Our current work in this area is focused on the development of a Risk Management Toolkit to assist organisations with developing a comprehensive approach for managing MSDs.
We have been successful in attaining a 2014 Development grant from Injury Safety Compensation Recovery Research to examine: Workplace barriers to reducing incidence of musculoskeletal and mental disorders.
Jodi has been involved in a book that has just been released:
Psychosocial Factors at Work in the Asia Pacific
The concept of the book emerged from the expert meetings of the Asia Pacific Academy for Psychosocial Factors at Work, of which the Centre for Ergonomics and Human Factors at La Trobe has been attending. One of the aims of the book was to gain a better understanding of workplace psychosocial issues across the region- the book is certainly an eye opener in this respect. Another aim was to increase academic links across the region.The book features inputs from 30 academics with 26 from the Asia Pacific (Japan (6), Australia (11), China (1), South Korea (1), Malaysia (6), and New Zealand (1)). There are additional international contributions from Germany (3) and Belgium (1).

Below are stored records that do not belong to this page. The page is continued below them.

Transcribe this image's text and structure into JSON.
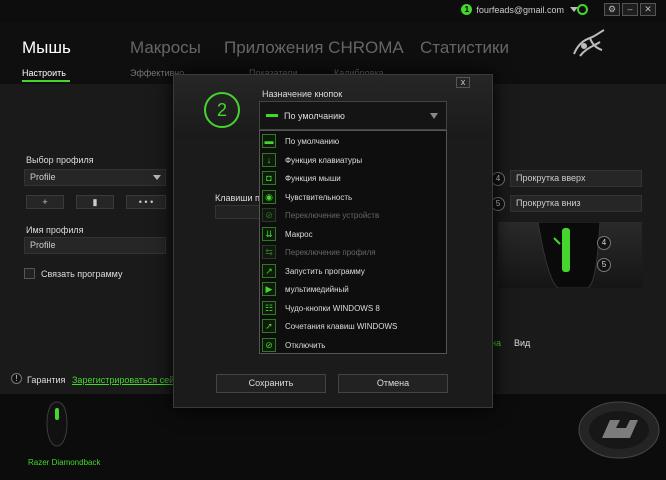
{
  "account": {
    "email": "fourfeads@gmail.com",
    "badge": "1"
  },
  "window_controls": {
    "settings": "⚙",
    "minimize": "–",
    "close": "✕"
  },
  "nav": {
    "mouse": "Мышь",
    "macros": "Макросы",
    "chroma": "Приложения CHROMA",
    "stats": "Статистики"
  },
  "subnav": {
    "customize": "Настроить",
    "effects": "Эффективно",
    "performance": "Показатели",
    "calibration": "Калибровка"
  },
  "profile": {
    "select_label": "Выбор профиля",
    "select_value": "Profile",
    "add": "+",
    "delete": "▮",
    "more": "• • •",
    "name_label": "Имя профиля",
    "name_value": "Profile",
    "link_label": "Связать программу"
  },
  "right_panel": {
    "row1_num": "4",
    "row1_text": "Прокрутка вверх",
    "row2_num": "5",
    "row2_text": "Прокрутка вниз",
    "mouse_num1": "4",
    "mouse_num2": "5",
    "view_tail": "на",
    "view_label": "Вид"
  },
  "footer": {
    "warranty": "Гарантия",
    "register": "Зарегистрироваться сей",
    "device_name": "Razer Diamondback"
  },
  "dialog": {
    "close": "x",
    "button_number": "2",
    "assign_label": "Назначение кнопок",
    "assign_value": "По умолчанию",
    "keys_label": "Клавиши п",
    "save": "Сохранить",
    "cancel": "Отмена",
    "menu": [
      {
        "label": "По умолчанию",
        "icon": "default-icon",
        "glyph": "▬",
        "enabled": true
      },
      {
        "label": "Функция клавиатуры",
        "icon": "keyboard-icon",
        "glyph": "↓",
        "enabled": true
      },
      {
        "label": "Функция мыши",
        "icon": "mouse-icon",
        "glyph": "◘",
        "enabled": true
      },
      {
        "label": "Чувствительность",
        "icon": "sensitivity-icon",
        "glyph": "◉",
        "enabled": true
      },
      {
        "label": "Переключение устройств",
        "icon": "device-switch-icon",
        "glyph": "⊘",
        "enabled": false
      },
      {
        "label": "Макрос",
        "icon": "macro-icon",
        "glyph": "⇊",
        "enabled": true
      },
      {
        "label": "Переключение профиля",
        "icon": "profile-switch-icon",
        "glyph": "⇆",
        "enabled": false
      },
      {
        "label": "Запустить программу",
        "icon": "launch-icon",
        "glyph": "↗",
        "enabled": true
      },
      {
        "label": "мультимедийный",
        "icon": "multimedia-icon",
        "glyph": "▶",
        "enabled": true
      },
      {
        "label": "Чудо-кнопки WINDOWS 8",
        "icon": "charms-icon",
        "glyph": "☷",
        "enabled": true
      },
      {
        "label": "Сочетания клавиш WINDOWS",
        "icon": "shortcut-icon",
        "glyph": "➚",
        "enabled": true
      },
      {
        "label": "Отключить",
        "icon": "disable-icon",
        "glyph": "⊘",
        "enabled": true
      }
    ]
  },
  "colors": {
    "accent": "#44d62c",
    "background": "#1a1a1a"
  }
}
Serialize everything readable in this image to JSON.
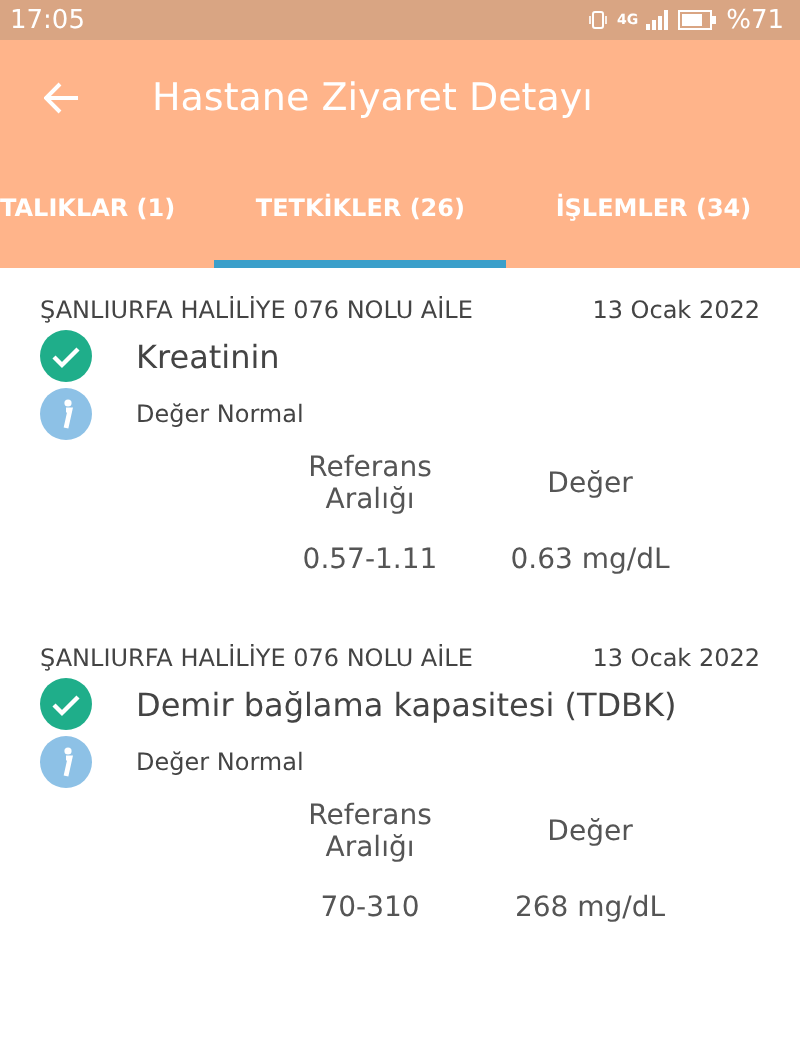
{
  "status_bar": {
    "time": "17:05",
    "network": "4G",
    "battery": "%71"
  },
  "app_bar": {
    "title": "Hastane Ziyaret Detayı"
  },
  "tabs": [
    {
      "label": "TALIKLAR (1)",
      "selected": false
    },
    {
      "label": "TETKİKLER (26)",
      "selected": true
    },
    {
      "label": "İŞLEMLER (34)",
      "selected": false
    }
  ],
  "results": [
    {
      "facility": "ŞANLIURFA HALİLİYE 076 NOLU AİLE",
      "date": "13 Ocak 2022",
      "test": "Kreatinin",
      "status": "Değer Normal",
      "reference_header": "Referans Aralığı",
      "value_header": "Değer",
      "reference": "0.57-1.11",
      "value": "0.63 mg/dL"
    },
    {
      "facility": "ŞANLIURFA HALİLİYE 076 NOLU AİLE",
      "date": "13 Ocak 2022",
      "test": "Demir bağlama kapasitesi (TDBK)",
      "status": "Değer Normal",
      "reference_header": "Referans Aralığı",
      "value_header": "Değer",
      "reference": "70-310",
      "value": "268 mg/dL"
    }
  ]
}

For more information: http://www.springer.com/psychology/personality+%26+social+psychology/book/978-94-017-8974-5
I’m Victoria and I started work on a PhD early last year titled ‘The effects of flexible working practices on employee health and wellbeing’. I’ve always been interested in work-life balance and the health impacts that arise when juggling work and life’s other activities.
Flexible working practices (FWPs), which can be either formal or informal, and organisation-led or employee-led, are common in many occupations and industry sectors. It is envisaged that these patterns will continue as working hours become increasingly diverse to meet operational requirements of organisations, and new technologies facilitate practices such as working remotely. These types of flexible working practices are often considered to be beneficial to either organisational or employee outcomes, depending on whether the flexible working practice in question has been initiated by the organisation or employee. However, there has been little empirical research to determine the impact of flexible working practices on outcomes such as employee health and wellbeing. A recent review (Joyce, Pabayo, Critchley, & Bambra, 2010) suggested that flexibility in working patterns that give employees more choice or control is likely to be beneficial for employees’ health and wellbeing.
My research includes both quantitative and qualitative components where I will explore aspects of flexible working patterns in the residential aged care sector and whether a relationship exists between flexibility and health outcomes.
Joyce, K., Pabayo, R., Critchley, J. A., & Bambra, C. (2010). Flexible working conditions and their effects on employee health and wellbeing (Review). The Cochrane Collaboration